Larger dishes include an Ora King salmon coulibiac, a return dish of fish in puff pastry with mushroom duxelles, rice with herbs, dill, and mousseline sauce. A $ 38 serving of pistachio-crusted lamb loin comes with vacuum-packed lamb belly crisp on the grill, chanterelles and English peas cooked in pea juice with herbs, candied lemon and a butter emulsion. The “wild garlic” listed with lamb is actually green garlic chow chow, a sweet pickle prepared in the style that Stout ate with just about anything during his childhood in North Carolina.
Bajaj wanted to see fried steaks on the menu, so Stout made chunks of dry-aged beef that are lightly glazed in a Bordeaux sauce and served with Bernaise. He says he spent two weeks making French fries, ending with a technique that incorporates multiple cycles of blanching, cooling and cooking.

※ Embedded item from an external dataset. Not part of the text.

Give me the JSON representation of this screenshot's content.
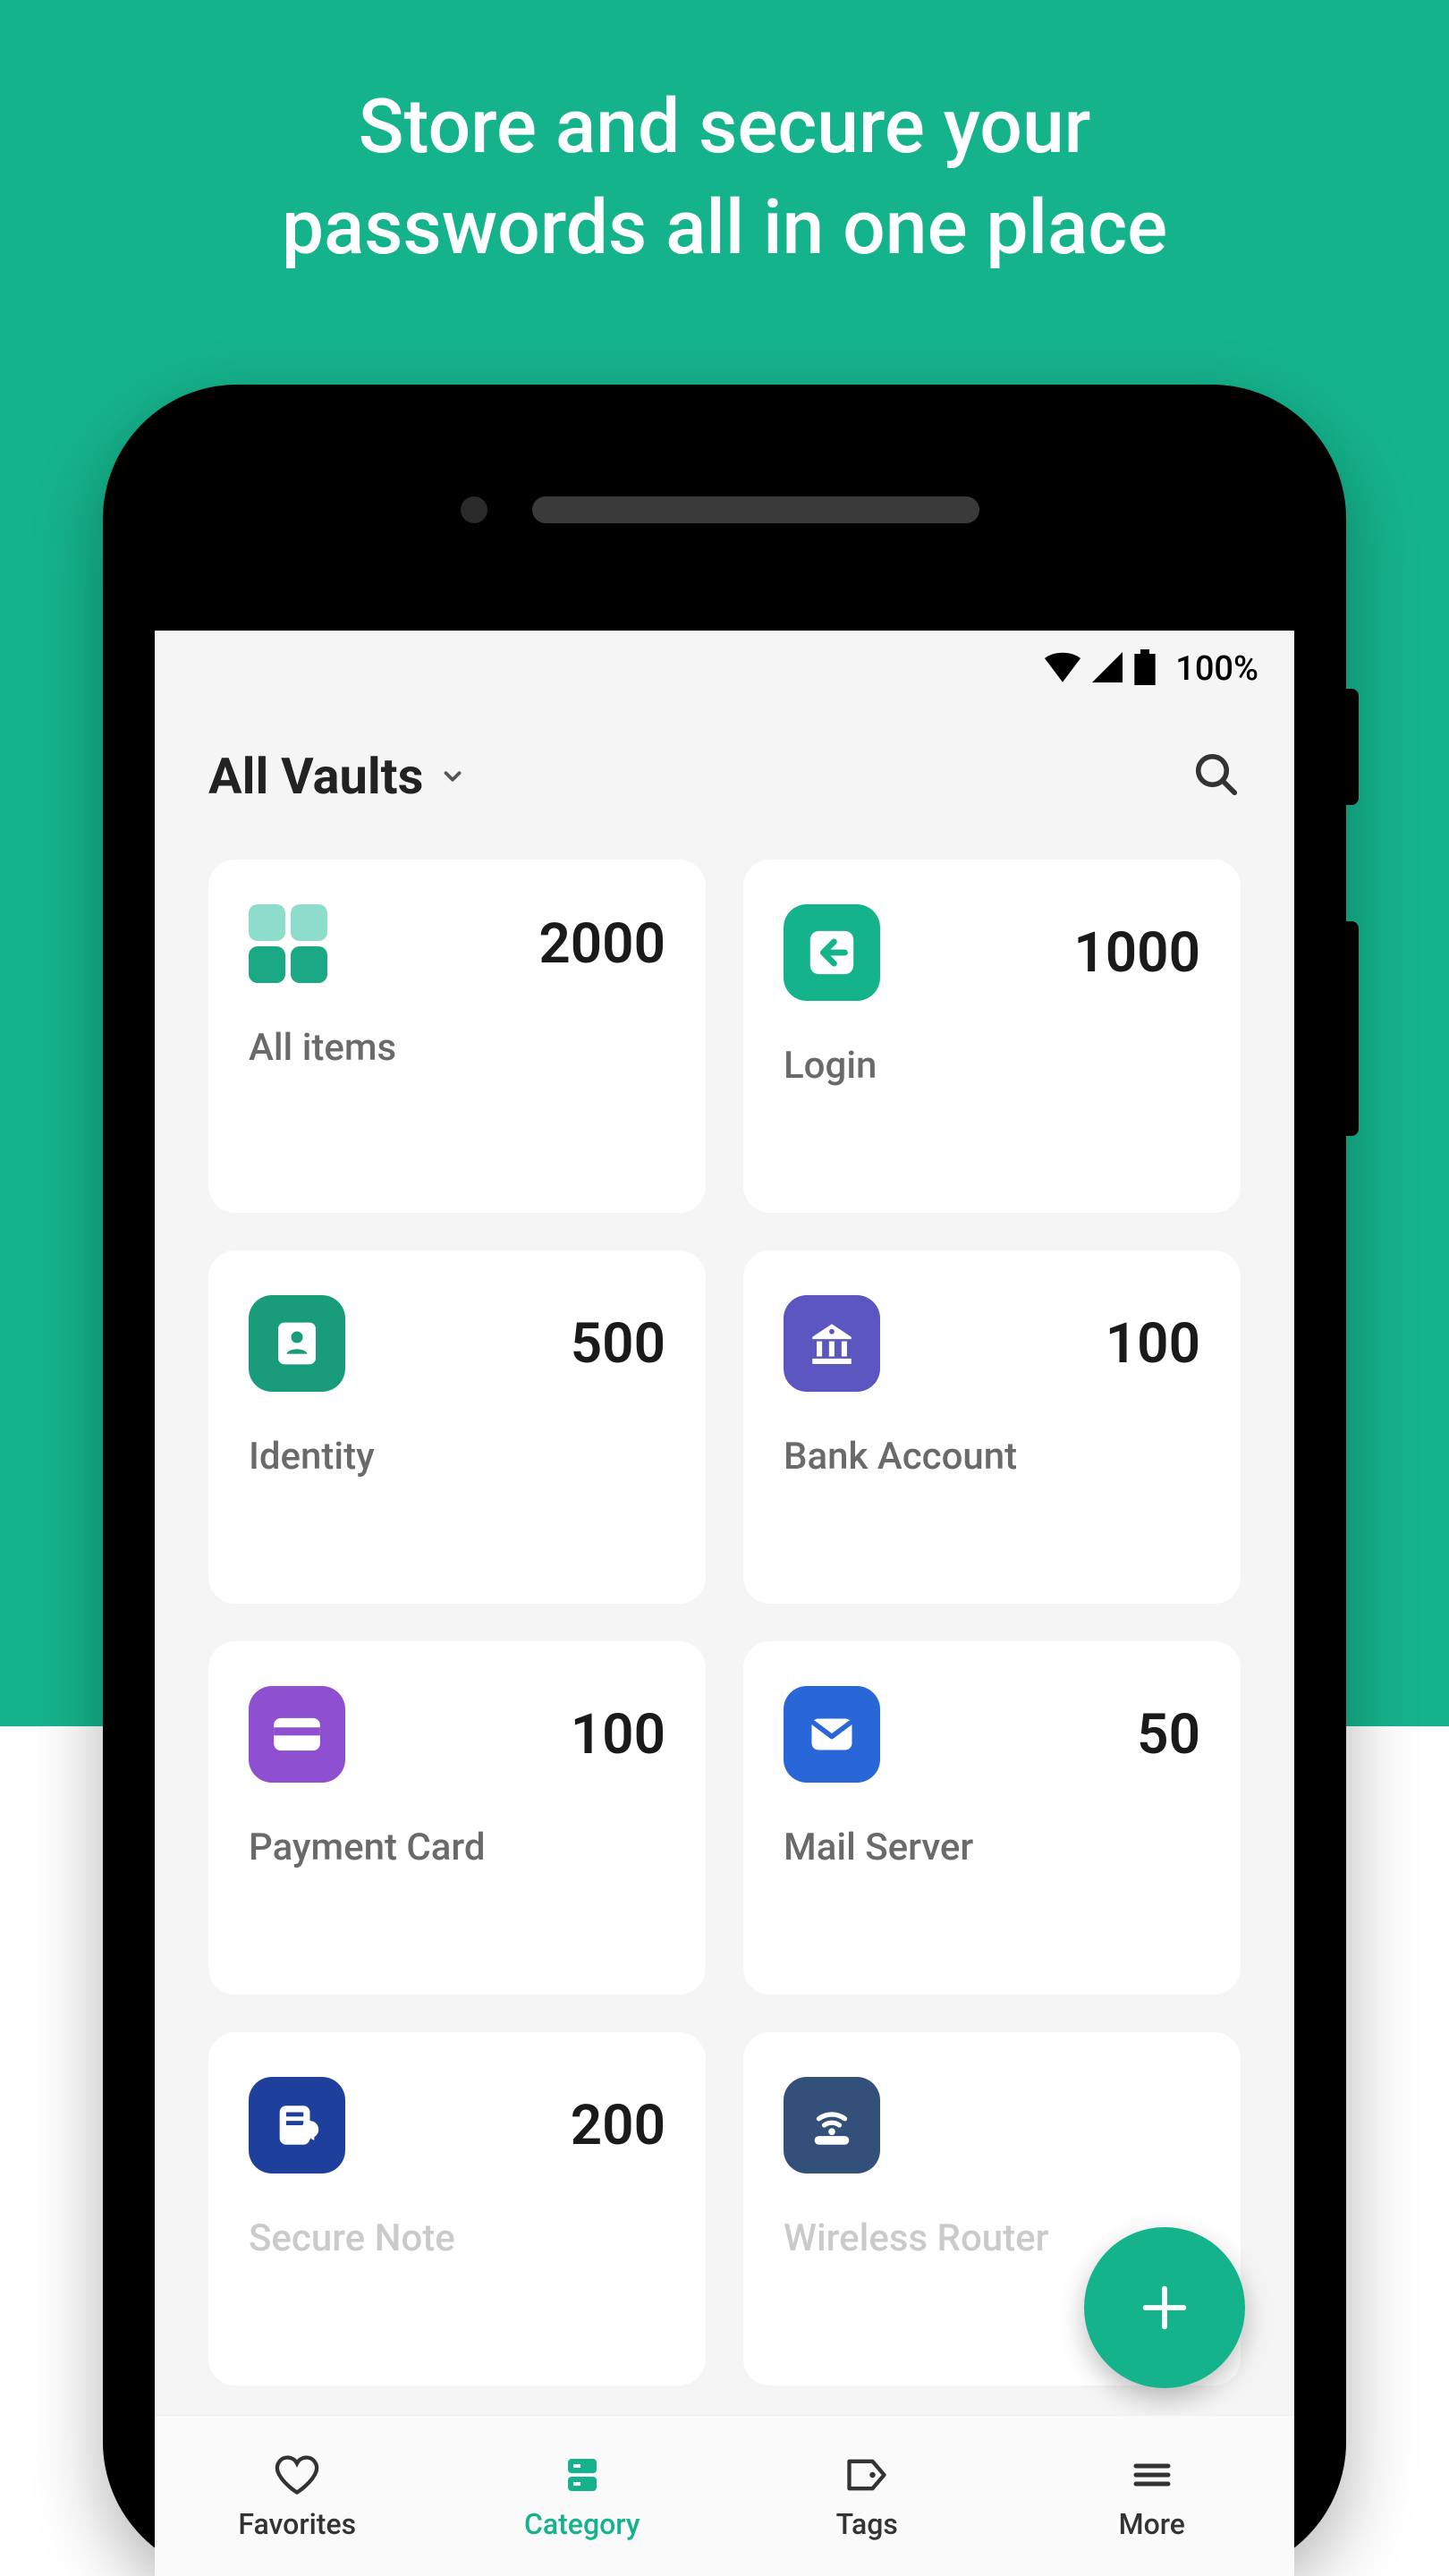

There are still white tablecloths on the tables, but Bajaj ordered an aesthetic refresh to make the space less stuffy and more “playful,” he says. One step was to knock down the walls around the central bar to create an open kitchen. Others included hanging mirrored tiles around a wall in one of the two dining rooms, creating the impression of sitting inside a disco ball. One wall wrap features an abstract pattern of female cartoon characters showing salmon-colored skin, which adds a touch of flamingo kitsch.
“It lifts you up, and that’s exactly what the goal was,” Bajaj says. “Coming out of this year of kind of declines, we want to feel good. “